Several of the Astros players dedicated the title to the City of Houston, which naturally experienced unthinkable devastation due to Hurricane Harvey. “Our fans have been through a lot,” Correa said. “I’m just glad we can bring them joy.”
Though I haven’t lived in Houston since the fourth grade, I’m one of those fans. I attended my first Astros game as a 5-year-old in 1978, wowed by the exploding scoreboard and the rainbow uniforms, and I’ve been devoted to the team ever since.
This one was also for my family, who were happy to come along for the ride. My seventh-grade son Cooper danced around the living room with me as Altuve threw to first for the final out. Yes, I let him stay up way past his bedtime. Don’t judge me. When I told my wife the night before my plan to allow him to watch the game, I mentioned that it was a “once in a lifetime moment.”
“Maybe not,” she said.
“Well, it’s only happened once in MY lifetime, so …,” I replied.
It’s also for my brother Denbigh and my best friend Clint, who attended many an Astros game with me. We routinely bought $4 outfield seats during the really, really lean years, so you can imagine our group text message euphoria on Wednesday night. Our inside jokes have inside jokes.
A co-worker of mine wished the Astros luck, said he was pulling for them, “even though I know how insufferable you’ll be.” My response: “I’m a Houston fan. I’ve suffered long enough to enjoy a brief period of being insufferable.”
This one was for Astros fans everywhere. If you’re an Astros fan, it was for you. I don’t know them all, but I know some.
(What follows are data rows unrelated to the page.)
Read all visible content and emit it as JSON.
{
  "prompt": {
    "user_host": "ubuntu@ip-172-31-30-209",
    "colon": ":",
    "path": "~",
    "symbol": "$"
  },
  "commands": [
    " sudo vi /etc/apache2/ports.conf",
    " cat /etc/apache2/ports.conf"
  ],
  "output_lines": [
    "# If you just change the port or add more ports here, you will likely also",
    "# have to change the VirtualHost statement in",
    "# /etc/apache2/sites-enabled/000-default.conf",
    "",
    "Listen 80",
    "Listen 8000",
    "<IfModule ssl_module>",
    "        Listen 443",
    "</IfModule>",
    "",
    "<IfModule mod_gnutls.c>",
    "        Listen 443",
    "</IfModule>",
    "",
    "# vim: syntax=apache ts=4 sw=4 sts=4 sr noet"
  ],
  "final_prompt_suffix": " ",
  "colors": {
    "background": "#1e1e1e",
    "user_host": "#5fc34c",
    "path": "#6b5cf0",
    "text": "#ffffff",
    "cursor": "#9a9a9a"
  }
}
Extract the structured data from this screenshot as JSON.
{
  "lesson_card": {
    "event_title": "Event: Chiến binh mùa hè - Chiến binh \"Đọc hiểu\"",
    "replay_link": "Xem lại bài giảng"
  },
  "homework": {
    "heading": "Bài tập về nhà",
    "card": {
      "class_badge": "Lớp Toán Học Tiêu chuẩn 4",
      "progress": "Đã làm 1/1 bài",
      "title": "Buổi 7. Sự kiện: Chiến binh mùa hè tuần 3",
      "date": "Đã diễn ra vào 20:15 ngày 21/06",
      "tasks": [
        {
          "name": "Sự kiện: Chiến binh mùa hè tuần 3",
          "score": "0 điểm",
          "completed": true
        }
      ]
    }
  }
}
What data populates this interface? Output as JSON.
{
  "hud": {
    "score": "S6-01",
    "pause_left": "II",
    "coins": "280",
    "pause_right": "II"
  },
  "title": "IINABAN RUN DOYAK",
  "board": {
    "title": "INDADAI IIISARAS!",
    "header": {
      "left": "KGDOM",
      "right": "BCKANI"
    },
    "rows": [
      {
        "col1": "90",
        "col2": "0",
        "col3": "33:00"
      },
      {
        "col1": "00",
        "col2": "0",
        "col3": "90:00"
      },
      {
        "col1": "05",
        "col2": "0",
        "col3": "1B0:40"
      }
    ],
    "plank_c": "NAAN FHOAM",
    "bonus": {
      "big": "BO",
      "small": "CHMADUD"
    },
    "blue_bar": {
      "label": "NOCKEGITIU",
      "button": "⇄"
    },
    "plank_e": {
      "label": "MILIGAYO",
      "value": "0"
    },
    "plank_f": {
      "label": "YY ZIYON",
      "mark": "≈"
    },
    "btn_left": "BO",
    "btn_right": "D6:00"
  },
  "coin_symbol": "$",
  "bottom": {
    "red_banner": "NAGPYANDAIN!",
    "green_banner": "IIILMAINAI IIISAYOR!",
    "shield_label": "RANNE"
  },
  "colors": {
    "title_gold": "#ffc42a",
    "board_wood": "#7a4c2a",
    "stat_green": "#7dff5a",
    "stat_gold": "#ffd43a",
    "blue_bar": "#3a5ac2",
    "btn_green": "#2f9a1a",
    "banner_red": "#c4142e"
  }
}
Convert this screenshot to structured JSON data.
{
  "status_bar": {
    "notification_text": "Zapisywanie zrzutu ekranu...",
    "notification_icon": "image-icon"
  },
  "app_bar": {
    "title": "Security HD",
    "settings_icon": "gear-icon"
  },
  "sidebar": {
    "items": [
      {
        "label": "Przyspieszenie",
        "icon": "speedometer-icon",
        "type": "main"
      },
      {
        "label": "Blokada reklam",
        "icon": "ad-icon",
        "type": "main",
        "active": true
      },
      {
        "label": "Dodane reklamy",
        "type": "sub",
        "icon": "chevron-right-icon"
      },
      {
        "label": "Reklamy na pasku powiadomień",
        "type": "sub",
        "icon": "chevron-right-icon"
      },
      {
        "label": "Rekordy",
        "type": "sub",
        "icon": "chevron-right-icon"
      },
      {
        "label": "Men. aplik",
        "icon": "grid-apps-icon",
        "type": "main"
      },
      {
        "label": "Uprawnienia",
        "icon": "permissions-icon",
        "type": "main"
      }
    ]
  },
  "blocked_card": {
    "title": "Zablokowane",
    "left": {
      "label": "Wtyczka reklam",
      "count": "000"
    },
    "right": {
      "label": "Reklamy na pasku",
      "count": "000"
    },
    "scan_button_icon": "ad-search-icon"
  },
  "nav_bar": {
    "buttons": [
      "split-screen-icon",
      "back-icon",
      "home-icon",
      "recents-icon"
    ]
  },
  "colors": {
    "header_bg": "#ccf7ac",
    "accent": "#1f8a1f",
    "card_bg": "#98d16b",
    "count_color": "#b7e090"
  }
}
It was for John Sherrill and Ken Holland and Brennon Arnold and Claire Paul and Darren Smith and Clifton Evans and Todd Harbour and David Kaye and Sean Doerre and Becky King and Rob Sellers and Mike Taylor and Stacy Sander and Jeff Cockerham.
And Jeff’s father Jack. Definitely Jack.
You see, Jack – a godly father, husband and grandpa who for many years called Waco home – died in September, a little more than a week after his 79th birthday and about another week before the start of the MLB playoffs. Jack loved God. He loved his family. And he loved the Astros. “If nothing else, we could always talk about the Astros,” Jeff said.
In fact, in his last days when his capability for speech had departed, Jack still found a way to communicate about his favorite team. During one visit, Jeff remarked to his father, “Hey look, Dad, McCullers is going to pitch on Sunday.”
“Mmmmmmpph,” Jack grunted, in clear disgust.
Jeff admitted that watching the Astros win the Series was bittersweet. Naturally, it’s what he wanted, what he hoped would happen. But it also made him miss his dad, who would have loved seeing it happen.
So, the title is for Astros fans like Jack Cockerham and others like him, those who departed this mortal coil before they could witness that beautiful dogpile moment. Those people supported and cheered for the Astros for years, and they’re as much a part of the triumph as anyone. And you can bet their families smiled (perhaps through tears) as the Astros celebrated.
In many ways, those fans represent this 2017 baseball season for the Astros – gone, but never, ever forgotten.